Posted tagged ‘internal market’

Inside out

September 22, 2011

How far on the journey are we?

When I was much younger I spent a wonderful autumn making some extra money through conkers.  It wasn’t big business, but having a conker tree in the back garden meant I had a steady supply when many of my friends didn’t, so I swapped enough money for the odd trip to the tuck shop for some un-treated conkers of varying sizes.  My friends could have gone and got some conkers themselves, or perhaps sourced an external supplier from another school, but my services were cost effective and efficient, I offered a guaranteed service and at the end of the day I shared my sweets with them, so everyone was a winner.

This delve into history came to mind today when I read news that Birmingham City Council’s legal services team have secured a major contract to supply 70 health trusts legal support at a cost of £8.8m.  This has precipitated the development of two brand new divisions – LSB Law and LSB Law Conferencing – which will deliver this work and the training to complement it, a huge task in anyone’s estimation.

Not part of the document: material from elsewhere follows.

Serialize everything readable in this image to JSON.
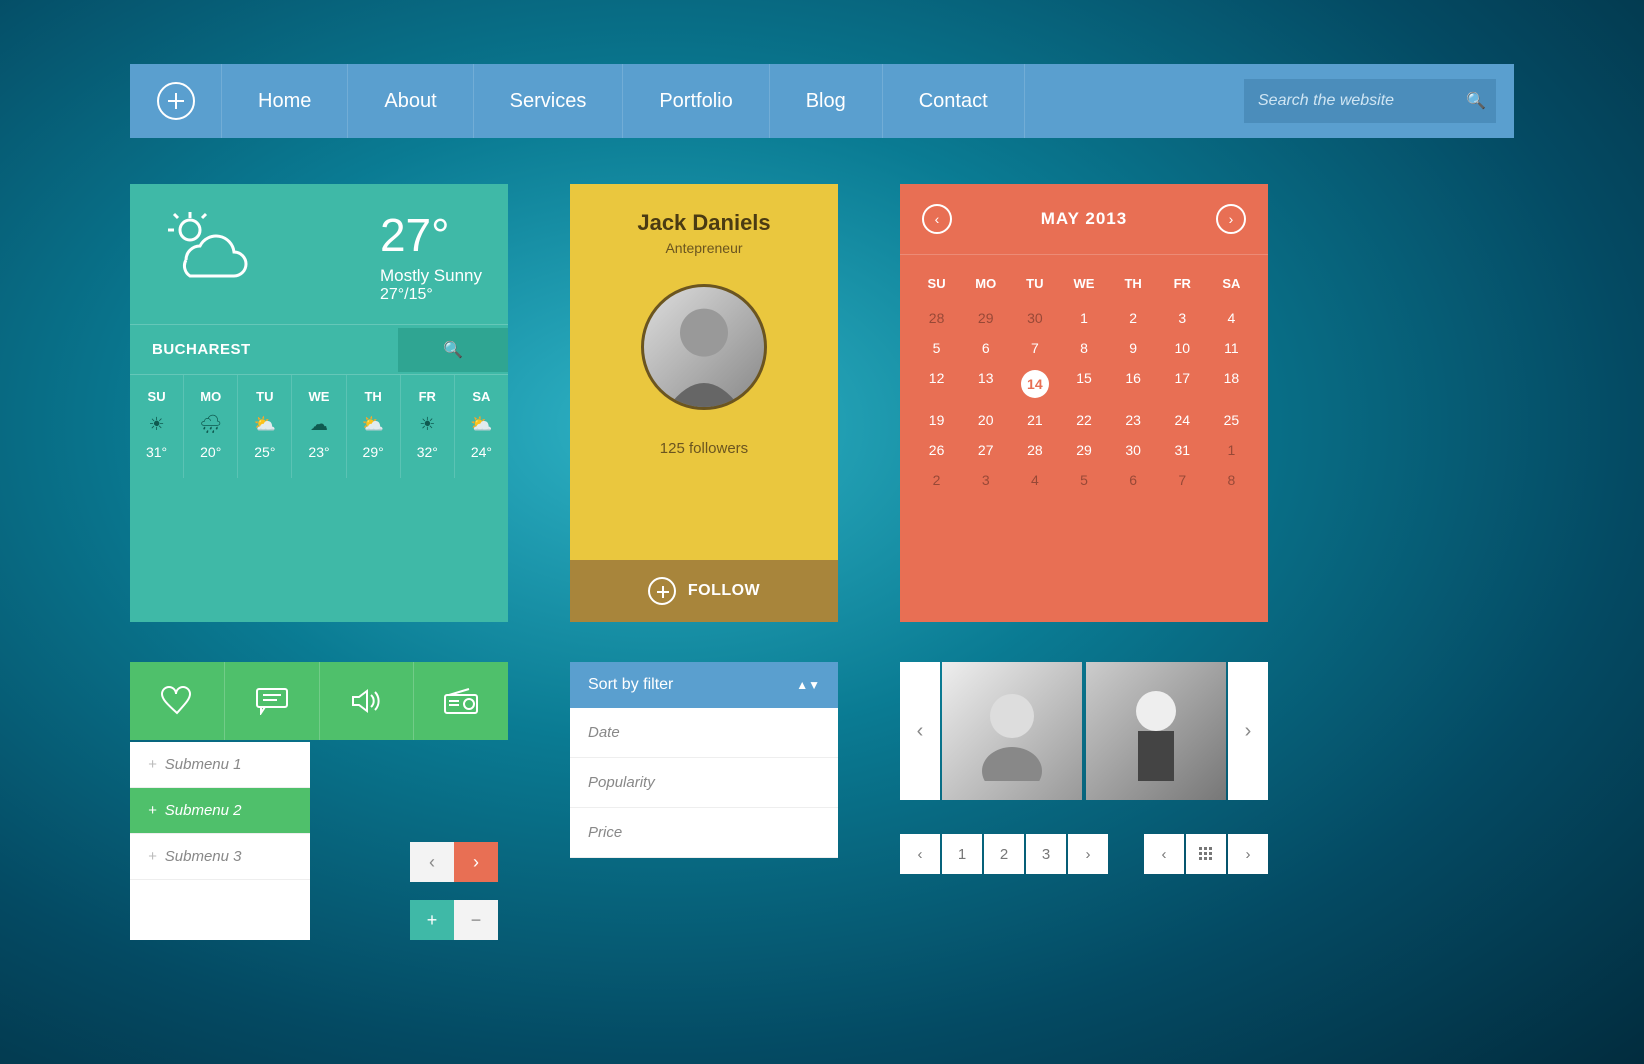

To my admittedly limited knowledge, this has to be one of the biggest examples this country has ever seen of a public sector service offered by one Council being sold to other public sector agencies.  I have experience of internal consultancies, many of which prove very successful.  Where a specialism exists which one single team has developed and which other teams need, it is not unusual for that team to charge a modest fee to make use of this service.  Design, communications, consultation, audit, legal advice, training, research, print; all these and more are made use of in the internal marketplace (which we looked at ourselves some time ago). (more…)

Internal markets in the council

April 14, 2011

Now, that's what I call an internal market

I had a Chief Executive who said that if the work we were doing was not directly benefitting or serving a member of the public then we were probably doing the wrong thing. In the same organisation we were told to focus closely on what the needs of our customers were and seek to deliver it. Finally, I was told, as a member of a support service, that I needed to ensure that I was delivering what the frontline service needed and not just what I felt was important.

All of the three statements are correct and not necessarily mutually exclusive.

However, they do highlight the complex position that people within support services are often in. On the one hand they usually have a formal role to undertake, such as audit, finance or legal services. On the other hand they are working for a public service and therefore should be serving the public and finally they are a SUPPORT service so should really just work for the service they are supporting.

It is a quandary that local authorities have long been trying to straighten out and one of the favoured tactics is to set up the internal business unit, or if this is a bit much, the approximation of an internal business unit.

The support service can then charge the frontline services in the council for their work.

(more…)